In the present study, thromboembolic complications were significantly more frequent in the heparin group (45.4%) compared to the warfarin group (2.6%; p=0. 001). Although the live birth rate was higher in the heparin group, the use of heparin resulted in a higher spontaneous abortion rate. It seems the use of subcutaneous UFH during pregnancy raises the concern of an increased incidence of maternal risk in the form of valve thrombosis without any significant reduction in the incidence of spontaneous abortion compared with warfarin (2, 13). We found significantly more valve thrombosis and second surgeries in the heparin group. Another challenging issue in this regard is the dose of warfarin used in pregnant women with mechanical heart valves. In the present study, warfarin at doses over 5 mg daily resulted in a significantly higher abortion rate and lowered live birth rate. The only woman who expired in the warfarin group was treated with a low dose of warfarin. In a previous study in our center, Khamooshi et al. have shown that warfarin is an effective anticoagulant in pregnant women with mechanical valves, but it results in significant fetal loss at doses over 5 mg daily (20). Vitale and colleagues have shown a close relationship between fetal complications and warfarin dosage (5, 6). We previously described a case report regarding the safety of low dose warfarin during pregnancy in a woman with two mechanical heart valves who became pregnant by the intracytoplasmic sperm injection (ICSI) method (21).
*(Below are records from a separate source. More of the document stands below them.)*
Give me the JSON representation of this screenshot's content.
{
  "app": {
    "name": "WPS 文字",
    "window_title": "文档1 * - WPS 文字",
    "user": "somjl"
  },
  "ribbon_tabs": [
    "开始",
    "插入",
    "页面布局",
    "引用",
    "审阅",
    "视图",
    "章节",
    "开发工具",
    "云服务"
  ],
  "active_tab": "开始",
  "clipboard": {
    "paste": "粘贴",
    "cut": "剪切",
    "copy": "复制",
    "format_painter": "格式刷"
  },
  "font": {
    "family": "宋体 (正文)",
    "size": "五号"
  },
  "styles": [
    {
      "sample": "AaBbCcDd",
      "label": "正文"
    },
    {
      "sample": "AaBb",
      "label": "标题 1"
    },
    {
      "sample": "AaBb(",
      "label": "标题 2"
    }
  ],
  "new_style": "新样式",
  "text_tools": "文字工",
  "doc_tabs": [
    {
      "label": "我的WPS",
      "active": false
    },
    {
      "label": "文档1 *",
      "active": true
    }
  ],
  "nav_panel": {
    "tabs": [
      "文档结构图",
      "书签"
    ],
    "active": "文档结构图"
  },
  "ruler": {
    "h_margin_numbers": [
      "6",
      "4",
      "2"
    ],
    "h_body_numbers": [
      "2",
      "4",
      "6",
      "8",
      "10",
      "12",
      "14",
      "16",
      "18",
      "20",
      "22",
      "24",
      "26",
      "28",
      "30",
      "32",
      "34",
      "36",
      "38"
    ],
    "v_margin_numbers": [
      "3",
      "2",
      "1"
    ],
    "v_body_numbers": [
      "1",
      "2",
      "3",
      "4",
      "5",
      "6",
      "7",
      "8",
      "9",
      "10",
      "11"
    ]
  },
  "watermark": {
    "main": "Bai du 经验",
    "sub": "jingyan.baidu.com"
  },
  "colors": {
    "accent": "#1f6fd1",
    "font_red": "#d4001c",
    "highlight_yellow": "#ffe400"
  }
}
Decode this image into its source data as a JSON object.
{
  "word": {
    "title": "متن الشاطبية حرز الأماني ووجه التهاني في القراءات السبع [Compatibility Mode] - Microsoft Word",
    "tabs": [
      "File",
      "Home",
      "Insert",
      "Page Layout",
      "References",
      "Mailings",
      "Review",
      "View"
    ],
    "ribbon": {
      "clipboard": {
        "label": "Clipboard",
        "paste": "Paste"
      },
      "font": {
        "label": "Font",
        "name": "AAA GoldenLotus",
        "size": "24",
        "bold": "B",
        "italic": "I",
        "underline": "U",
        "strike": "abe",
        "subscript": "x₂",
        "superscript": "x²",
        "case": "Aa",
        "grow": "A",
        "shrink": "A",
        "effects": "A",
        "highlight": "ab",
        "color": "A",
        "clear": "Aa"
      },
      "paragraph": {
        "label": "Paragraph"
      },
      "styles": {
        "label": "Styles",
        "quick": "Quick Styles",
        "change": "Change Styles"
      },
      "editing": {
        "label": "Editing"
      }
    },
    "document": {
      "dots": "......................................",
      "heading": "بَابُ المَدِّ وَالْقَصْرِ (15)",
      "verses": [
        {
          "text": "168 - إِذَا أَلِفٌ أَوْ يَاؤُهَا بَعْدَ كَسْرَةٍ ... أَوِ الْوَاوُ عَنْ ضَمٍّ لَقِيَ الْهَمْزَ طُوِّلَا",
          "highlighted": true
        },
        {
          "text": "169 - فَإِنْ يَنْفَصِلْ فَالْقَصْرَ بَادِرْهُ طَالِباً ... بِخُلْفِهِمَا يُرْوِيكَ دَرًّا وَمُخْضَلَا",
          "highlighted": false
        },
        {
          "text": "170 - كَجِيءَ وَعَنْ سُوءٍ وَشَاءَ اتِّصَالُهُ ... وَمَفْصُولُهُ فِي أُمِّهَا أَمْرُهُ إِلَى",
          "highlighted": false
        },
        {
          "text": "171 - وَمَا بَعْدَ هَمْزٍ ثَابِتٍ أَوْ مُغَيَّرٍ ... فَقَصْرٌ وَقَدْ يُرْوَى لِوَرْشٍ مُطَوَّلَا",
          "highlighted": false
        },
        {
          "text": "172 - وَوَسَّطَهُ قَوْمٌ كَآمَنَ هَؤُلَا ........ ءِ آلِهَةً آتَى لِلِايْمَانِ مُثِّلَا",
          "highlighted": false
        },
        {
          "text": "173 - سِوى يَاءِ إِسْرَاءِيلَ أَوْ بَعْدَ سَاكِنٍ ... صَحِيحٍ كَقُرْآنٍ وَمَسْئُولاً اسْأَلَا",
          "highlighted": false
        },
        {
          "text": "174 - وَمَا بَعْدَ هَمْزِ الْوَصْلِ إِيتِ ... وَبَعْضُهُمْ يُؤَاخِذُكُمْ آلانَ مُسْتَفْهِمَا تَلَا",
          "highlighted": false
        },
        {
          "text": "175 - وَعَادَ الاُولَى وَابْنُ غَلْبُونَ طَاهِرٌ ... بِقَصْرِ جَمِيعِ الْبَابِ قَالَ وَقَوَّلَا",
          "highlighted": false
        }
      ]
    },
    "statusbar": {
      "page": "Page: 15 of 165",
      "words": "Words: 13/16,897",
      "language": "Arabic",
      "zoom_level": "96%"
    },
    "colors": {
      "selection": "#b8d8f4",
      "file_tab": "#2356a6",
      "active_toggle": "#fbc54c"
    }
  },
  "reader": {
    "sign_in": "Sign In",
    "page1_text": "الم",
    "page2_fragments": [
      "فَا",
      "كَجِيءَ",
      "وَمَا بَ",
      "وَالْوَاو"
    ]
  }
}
Cotrufo and colleagues described the outcomes of 71 pregnancies in women with mechanical valve prostheses who were anticoagulated with warfarin for the entire duration of their pregnancies. Although there were no maternal deaths, or thromboembolic or hemorrhagic complications, the rates of miscarriage (32%), stillbirth (7%) and embryopathy (6%) increased (15). It seemed the risk of complications was higher when the mean daily dose of warfarin exceeded 5 mg (15, 20).

One of present study’s limitations is the relatively low sample size that prevented reaching a definite conclusion.


It can be suggested that if patients on warfarin switch to heparin no embryopathy occurs, however there would be a risk of maternal complications. In addition, this study confirms previous studies that low dose warfarin (≤5 mg/day) during pregnancy is almost safe, with minimal feto-maternal complications. Additional prospective multicentric studies with more cases are recomended.